Widely known contemporary photographers including Carrie Mae Weems, Cindy Sherman and Laurie Simmons are included in the exhibition; all of whom contribute work that interrogates aspects of female physicality. In contrast, abstract photographers, who employ chemicals and historical analog processes to create work that often involves chance, are equally represented.

Cindy Sherman, Untitled, 2010-2012

The extraordinary abstract work of Meghann Riepenhoff, oftentimes grounded in an innovative use of chemicals, cyanotypes and the natural environment, is on view in the form of a book. The book is a work in progress and will have a different page exposed to light each day of the exhibition, with the results yet to be determined. Liz Nielson’s one-of-kind images made from handmade negatives, which utilize multiple exposures to create fields of color in geometrical relationships within a single frame, vibrantly electrify one wall of the gallery space; while a set of small monitors sits on the floor featuring the conceptual work of artist Penelope Umbrico.

Mariah Robertson, 108, 2015

Carey’s research dives into history as well as new scientific research exploring a higher perceptual ability in women due to a DNA gene called tetrachromacy, which may also lend itself to a greater understanding of color.
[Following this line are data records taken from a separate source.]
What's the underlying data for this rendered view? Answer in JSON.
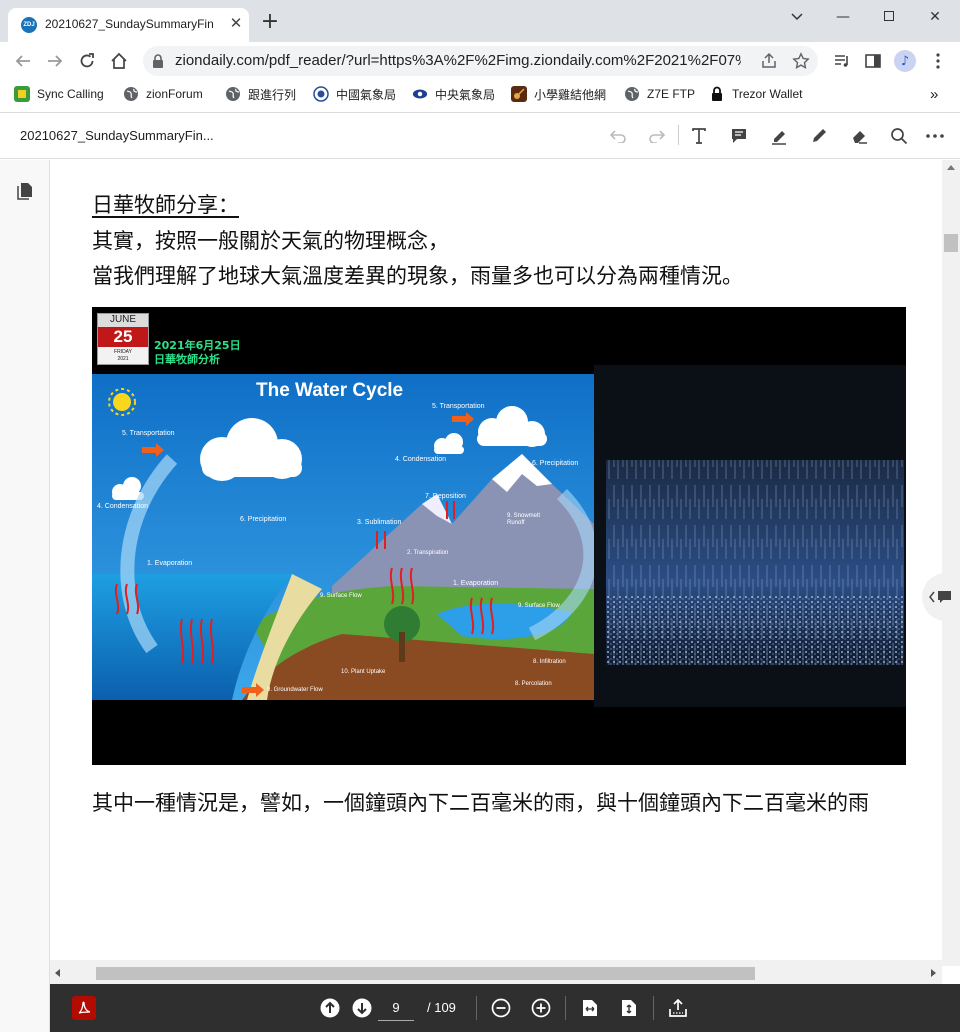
{
  "browser": {
    "tab_title": "20210627_SundaySummaryFin",
    "favicon_text": "ZDJ",
    "url": "ziondaily.com/pdf_reader/?url=https%3A%2F%2Fimg.ziondaily.com%2F2021%2F07%...",
    "bookmarks": [
      {
        "label": "Sync Calling",
        "icon": "sync-calling-icon"
      },
      {
        "label": "zionForum",
        "icon": "globe-icon"
      },
      {
        "label": "跟進行列",
        "icon": "globe-icon"
      },
      {
        "label": "中國氣象局",
        "icon": "weather-icon"
      },
      {
        "label": "中央氣象局",
        "icon": "weather-eye-icon"
      },
      {
        "label": "小學雞結他網",
        "icon": "guitar-icon"
      },
      {
        "label": "Z7E FTP",
        "icon": "globe-icon"
      },
      {
        "label": "Trezor Wallet",
        "icon": "lock-icon"
      }
    ],
    "more_bookmarks": "»"
  },
  "pdf": {
    "filename": "20210627_SundaySummaryFin...",
    "heading": "日華牧師分享：",
    "line1": "其實，按照一般關於天氣的物理概念，",
    "line2": "當我們理解了地球大氣溫度差異的現象，雨量多也可以分為兩種情況。",
    "line3": "其中一種情況是，譬如，一個鐘頭內下二百毫米的雨，與十個鐘頭內下二百毫米的雨",
    "figure": {
      "calendar_month": "JUNE",
      "calendar_day": "25",
      "calendar_weekday": "FRIDAY",
      "calendar_year": "2021",
      "date_text": "2021年6月25日",
      "caption": "日華牧師分析",
      "diagram_title": "The Water Cycle",
      "labels": {
        "transportation_left": "5. Transportation",
        "transportation_top": "5. Transportation",
        "condensation_left": "4. Condensation",
        "condensation_mid": "4. Condensation",
        "precipitation_left": "6. Precipitation",
        "precipitation_right": "6. Precipitation",
        "deposition": "7. Deposition",
        "sublimation": "3. Sublimation",
        "snowmelt": "9. Snowmelt Runoff",
        "transpiration": "2. Transpiration",
        "evaporation_left": "1. Evaporation",
        "evaporation_right": "1. Evaporation",
        "surface_flow_left": "9. Surface Flow",
        "surface_flow_right": "9. Surface Flow",
        "infiltration": "8. Infiltration",
        "plant_uptake": "10. Plant Uptake",
        "percolation": "8. Percolation",
        "groundwater": "9. Groundwater Flow"
      }
    },
    "page_current": "9",
    "page_total": "/ 109"
  },
  "colors": {
    "tabstrip": "#dee1e6",
    "pdf_bottom_bar": "#2f2f2f",
    "acrobat_red": "#b30b00",
    "diagram_sky": "#1e88d6"
  }
}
Exploration of higher frequencies of color blindness in men and ongoing debates about the inclusion of women in art history are also elements in Carey’s ideas, inquiries, and scholarship.

Elinor Carucci, Eye, 1996

Also included in the exhibition are Marion Belanger, Ellen Carey, Patty Carroll, Elinor Carucci, Susan Derges, Jan Groover, Whitney Hubbs, Amanda Means, and Moira McDonald. Carucci’s disturbing image of a woman’s single brown eye, printed large-scale, sits in the gallery’s front window. Delicate eyelashes and supple skin fill out the frame of the image, with the slightly indirect gaze of the eyeball drawing attention to the digitally manipulated aquamarine blue liquid-like area of the eye that normally appears white. The image creates a visceral reaction that after contemplation could reference any number of topics – the socio-cultural implications of blue eyes historically, superstitions about the evil eye, sadness, or female beauty to name a few.

Undoubtedly, this is an exhibition that will expand to larger venues with more women artists included and increased discussion around the past, present and future history of women in color photography.

Women in Colour is on view at Rubber Factory through September 27, 2017.